Rebecca Peets, For The Miami Student

“I’m sorry to tell you, you have been eliminated from The Amazing Race.”

These words were directed at Susan Vaughn, director of ethics and student conflict resolutions as a contestant on The Amazing Race in 2006. Although she did not win the one million dollars, she won other kinds of personal rewards for running with her son in The Amazing Race, Seventh Edition.

Vaughn and her son, Patrick, couldn’t tell anyone where they were going or what they were doing for the seven weeks they were on the show. Vaughn took a leave of absence from work but could not tell anyone why besides to spend time with her son.

“My secretary was extremely worried about me,” Vaughn said. “We’ve worked together for a long time and when I came back, I was thinner from the strange eating and sleeping habits on the show. Finally, I had to tell her what was going on so she wouldn’t worry.”

Between filming and the premiere of the show, Vaughn still could not tell anyone anything about it.

“My daughter didn’t even know I applied until the final part of auditions,” she said.
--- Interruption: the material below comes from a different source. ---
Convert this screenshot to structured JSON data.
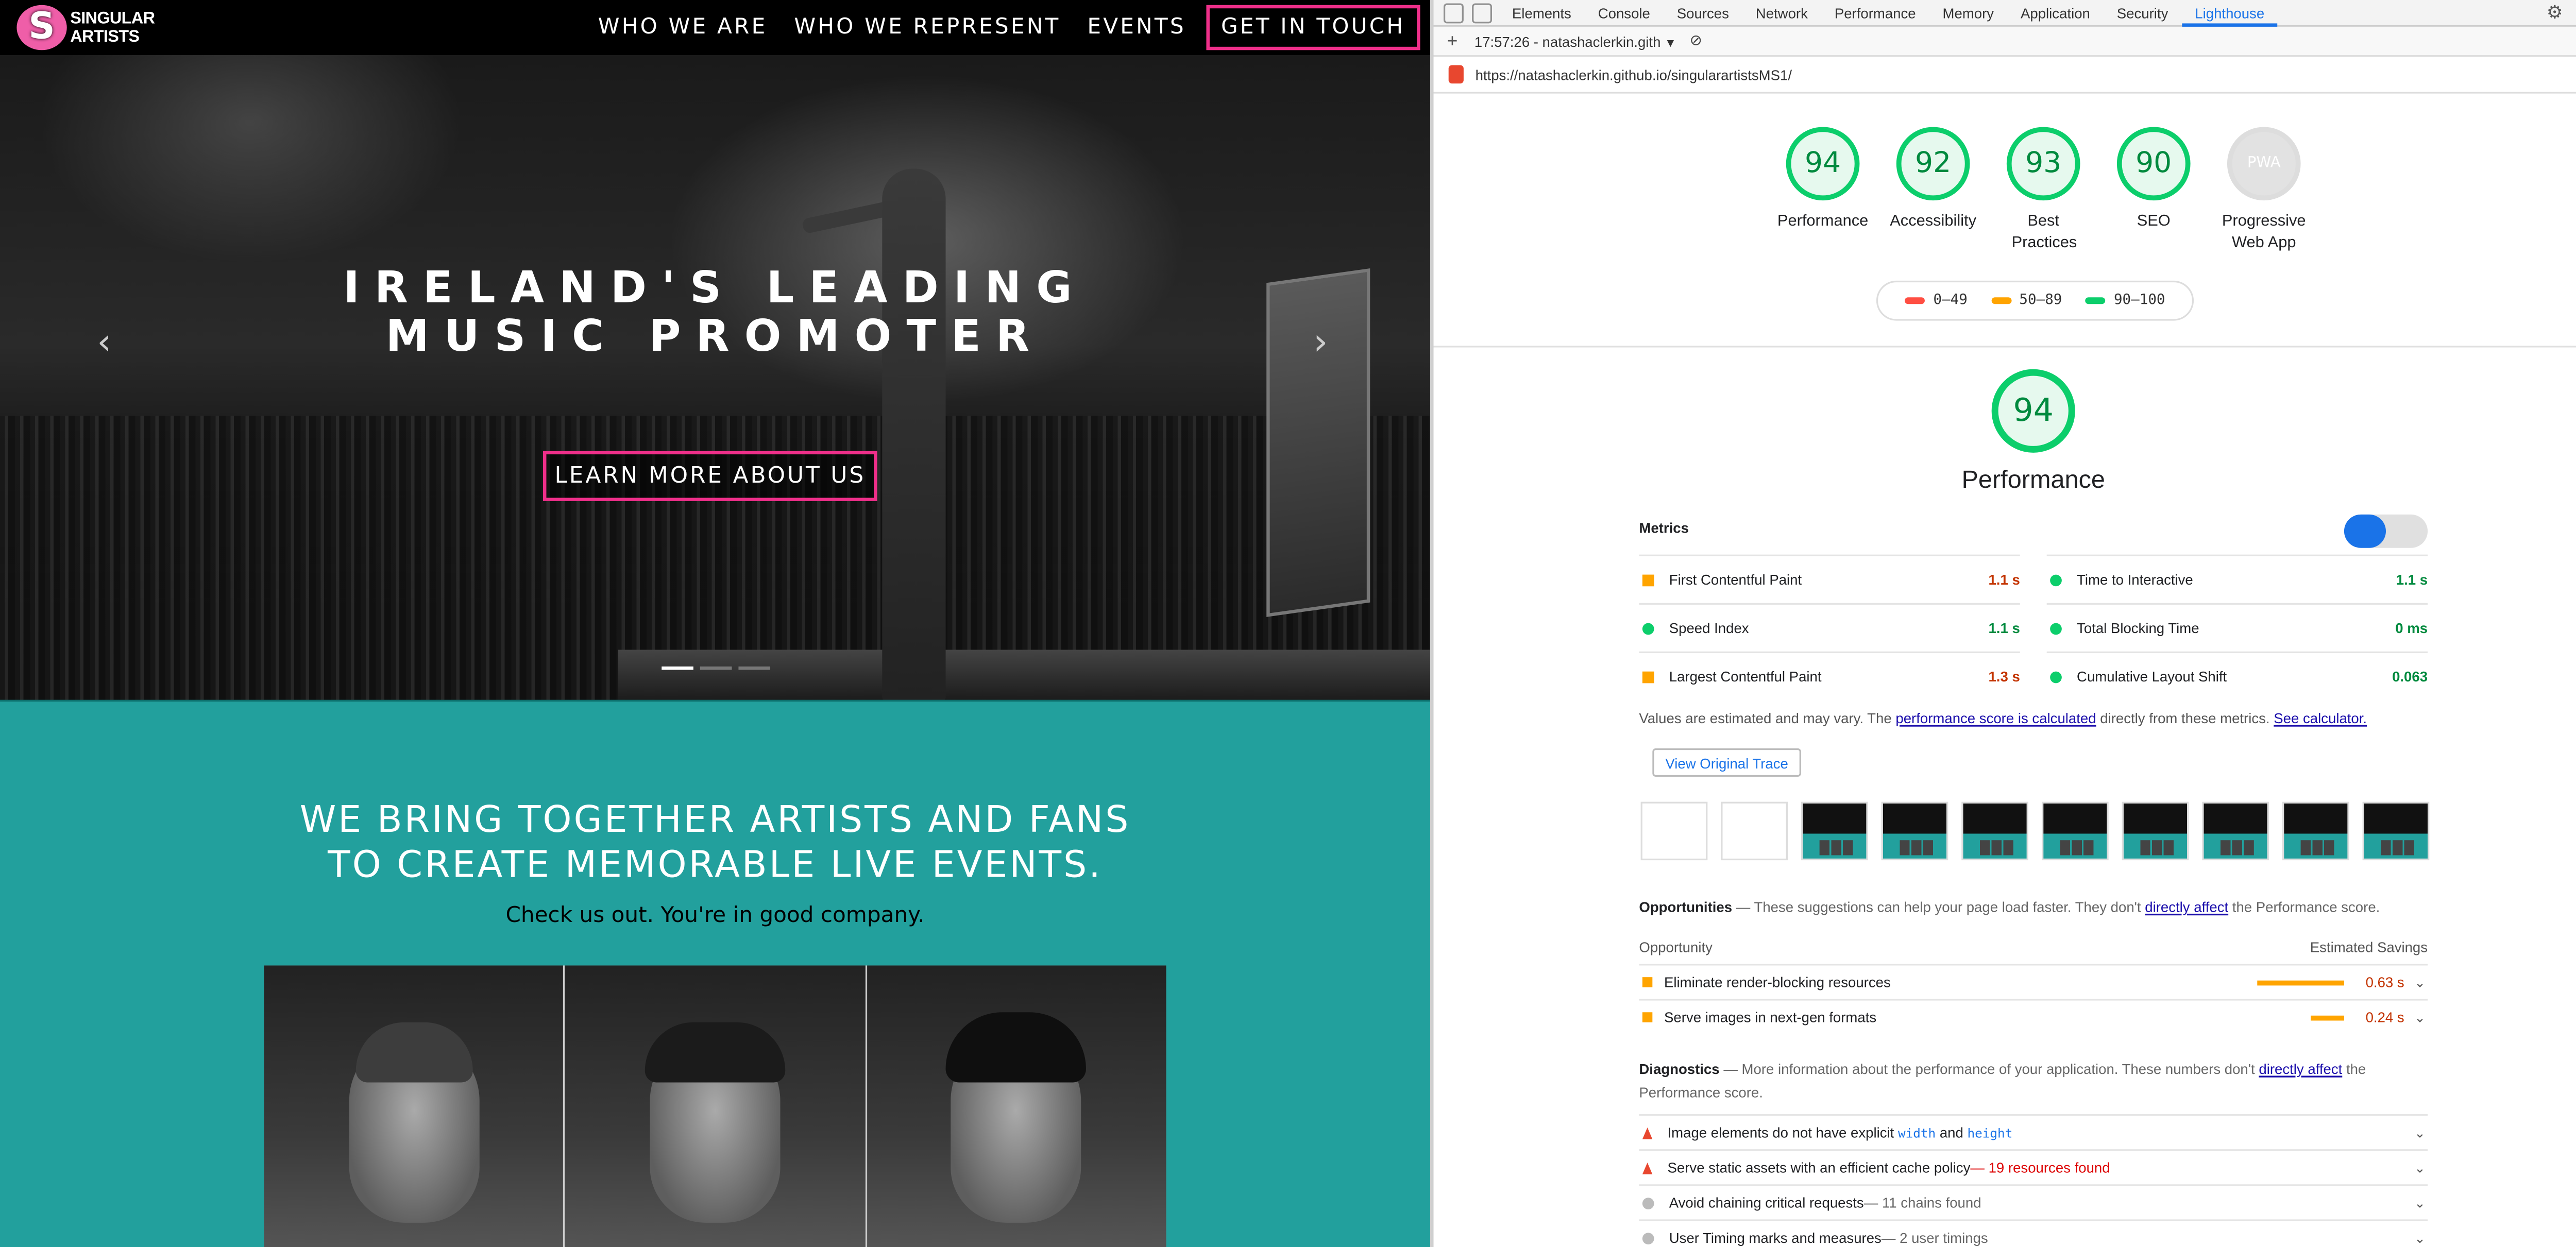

While on the show, Vaughn’s husband would only receive phone calls once a week to say Vaughn and Patrick were okay, but gave no knowledge of their whereabouts or if they had been eliminated from the show.

“We were obligated for seven weeks,” Vaughn said. “So after we got eliminated after four legs outside of Buenos Aires, we were put into sequester for the remainder of the filming. We were flown to a destination and had aliases. It was all very secretive.”

But for Vaughn it was worth it.

“We certainly didn’t win a million dollars. But Patrick and I had a great time together. We’ve always loved to travel and he and I are pretty competitive so that played into our interest with the show,” she said.

In order to be contestants on the show, Vaughn and Patrick had to submit a 20-page application and have interviews. Out of 24,000 applicants, only 11 teams are chosen for the show, according to Vaughn.

“There had never been a mother/son team before, and this part of the country was very popular with the show and hadn’t had contestants before either,” Vaughn said.

While on the show, Vaughn had the opportunity to face her fear of heights.

“One of your first challenges was to zip line over a 1,400 foot gorge from mountain to mountain, it was frightening,” Vaughn said.

Since then, she’s gone zip lining at smaller heights but still said she would not have done it before the show. “It’s very mentally challenging to be able to manage throughout the show,” she said. “I’m not someone who travels with a backpack so for me to put my life in a backpack was quite funny.”

To her son’s disapproval, Vaughn packed a hair dryer, curling iron and make up.

“I took much more than I should’ve,” Vaughn said. “My pack weighed 26 pounds, way over what it was meant to hold.”

Vaughn said she didn’t really expect the impact the show would have.

“Overall, it was a once in a lifetime experience. Going into it I thought ‘this’ll be funny, my friends will laugh.’ I didn’t expect the popularity of the show and how my life changed after the show,” she said.

Vaughn’s life after the show was filled with interviews, media and speaking events.

“Where most people’s middle age means going downhill, mine skyrocketed. I gained a personal reward of doing something at that part of my life,” Vaughn said. “My life didn’t get back to normal until after a year.”

As a graduate of Miami and administrator for 25 years, Vaughn made the list of top 20 most famous alumni after her appearance on the show.

“Having a faculty member on an international TV show puts Miami on the map, the map of legends,” said first-year Justin Chu.

“It’s good for Miami’s popularity,” said first-year Josh Midgley. “And can help bring more attention here.”

Vaughn is happy with the publicity she was able to bring to her alma mater.

“We didn’t go into this to win $1 million,” Vaughn said. “I was one of those 11 teams and only a limited number of people get the chance.”

Comments